    Ralph Bushman ... Schmidt (archive footage) (as Francis X. Bushman Jr.)
    Hooper Atchley ... El Kadur (archive footage)
    Gordon De Main ... Col. Duval (archive footage)
    Al Ferguson ... Ali (archive footage)
    Edward Peil Sr. ... Ratkin (archive footage) (as Edward Piel)
    William Desmond ... Capt. Boncour (archive footage)
    George Magrill ... El Maghreb (archive footage)
    Robert Warwick ... Col. Brent (archive footage)
    Rodney Hildebrand ... Col. Demoyne (archive footage)

    Original Music
    Lee Zahler

    Cinematography
    Tom Galligan
    Ernest Miller

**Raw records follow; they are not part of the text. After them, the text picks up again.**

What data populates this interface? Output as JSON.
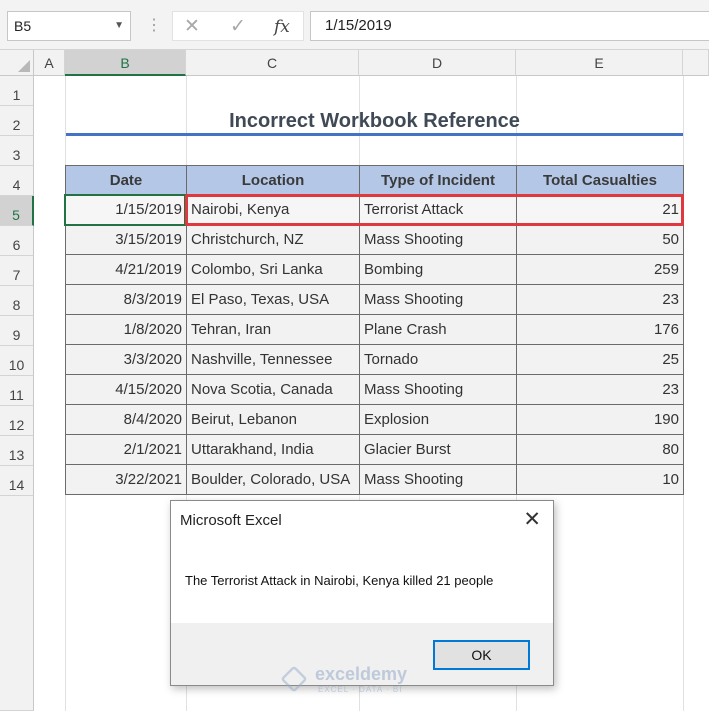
{
  "formula_bar": {
    "name_box": "B5",
    "cancel_icon": "✕",
    "enter_icon": "✓",
    "fx_label": "fx",
    "formula_value": "1/15/2019"
  },
  "columns": [
    "A",
    "B",
    "C",
    "D",
    "E"
  ],
  "active_column": "B",
  "rows": [
    "1",
    "2",
    "3",
    "4",
    "5",
    "6",
    "7",
    "8",
    "9",
    "10",
    "11",
    "12",
    "13",
    "14"
  ],
  "active_row": "5",
  "sheet": {
    "title": "Incorrect Workbook Reference",
    "table": {
      "headers": [
        "Date",
        "Location",
        "Type of Incident",
        "Total Casualties"
      ],
      "rows": [
        [
          "1/15/2019",
          "Nairobi, Kenya",
          "Terrorist Attack",
          "21"
        ],
        [
          "3/15/2019",
          "Christchurch, NZ",
          "Mass Shooting",
          "50"
        ],
        [
          "4/21/2019",
          "Colombo, Sri Lanka",
          "Bombing",
          "259"
        ],
        [
          "8/3/2019",
          "El Paso, Texas, USA",
          "Mass Shooting",
          "23"
        ],
        [
          "1/8/2020",
          "Tehran, Iran",
          "Plane Crash",
          "176"
        ],
        [
          "3/3/2020",
          "Nashville, Tennessee",
          "Tornado",
          "25"
        ],
        [
          "4/15/2020",
          "Nova Scotia, Canada",
          "Mass Shooting",
          "23"
        ],
        [
          "8/4/2020",
          "Beirut, Lebanon",
          "Explosion",
          "190"
        ],
        [
          "2/1/2021",
          "Uttarakhand, India",
          "Glacier Burst",
          "80"
        ],
        [
          "3/22/2021",
          "Boulder, Colorado, USA",
          "Mass Shooting",
          "10"
        ]
      ]
    }
  },
  "dialog": {
    "title": "Microsoft Excel",
    "message": "The Terrorist Attack in Nairobi, Kenya killed 21 people",
    "ok_label": "OK",
    "close_icon": "✕"
  },
  "watermark": {
    "name": "exceldemy",
    "tagline": "EXCEL · DATA · BI"
  },
  "colors": {
    "header_fill": "#b4c7e7",
    "title_rule": "#4472c4",
    "highlight": "#e0383f",
    "active_cell": "#217346"
  }
}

    Stunts
    Yakima Canutt .... stunts (uncredited)
    Ken Cooper .... stunts (uncredited)
    George Magrill .... stunts (uncredited)
    Kermit Maynard .... stunts (uncredited)

    Trivia
    Edited version of the 1933 Mascot serial "The Three Musketeers," first released in 1946.

    Filming Locations
    Bronson Caves, Bronson Canyon,
    Buttercup Valley, Arizona, USA
    Imperial County, California, USA
    Yuma, Arizona, USA
    Best Wishes
    Keith
    London- England

    The post was edited 7 times, last by ethanedwards ().

  • Re: Desert Command (1946)

    Desert Command was a 1946, adventure movie.
    It was an edited version of the 1933 Mascot serial
    The Three Musketeers, first released in 1933.

    The series and movie updates Dumas' The Three Musketeers
    by setting the story in contemporary North Africa.
    The Musketeers are soldiers in the French Foreign Legion,
    and D'Artagnan (renamed Lt. Tom Wayne and played by John Wayne),
    is a pilot in the United States military.
    Directed by Armand Schaefer. Starring Robert Frazer, John Wayne.

    User Review
    Heavily trimmed to say the least!
    8 December 2012 | by planktonrules (Bradenton, Florida) – See all my reviews

    Originally, this film was part of a 12-part serial from tiny Mascot Films. However, like many of the old serials, it was later trimmed significantly to make it feature length. So, from 210 minutes, it now is about 72! Not surprisingly, the film seems choppy and vague--the result getting rid of 2/3 the serial!

    The film begins with three French Legionnaires trapped in the desert with the enemy about to wipe them out once and for all. However, out of no where comes an American plane (flown by John Wayne) to wipe out the baddies and help French colonialism to flourish (is that really such a good thing?!). Now the men are best friends with Wayne and vow to be like the Musketeers of old (hence the original title, "The Three Musketeers"). But, the evil leader of the rebels, El Shaitan, and his Devil's Circle, vow to split them up and destroy the French. Will he do it or will the Legion be victorious? What do you think?!

    The biggest thing you'll notice apart from how choppy the film can be is that the acting (including Wayne) is pretty limp at times. The same can be said for a young Lon Chaney Junior (billed under his real name, Creighton Chaney). The writing isn't any better--and I had to laugh at all the times Wayne DIDN'T shoot people or take out baddies once and for all. For the most part, this is a pretty poor film and is probably only of interest to die-hard John Wayne fans and fans of good 'ol colonialism. Otherwise, it's very easy to skip.
    Best Wishes
    Keith
    London- England

    The post was edited 2 times, last by ethanedwards ().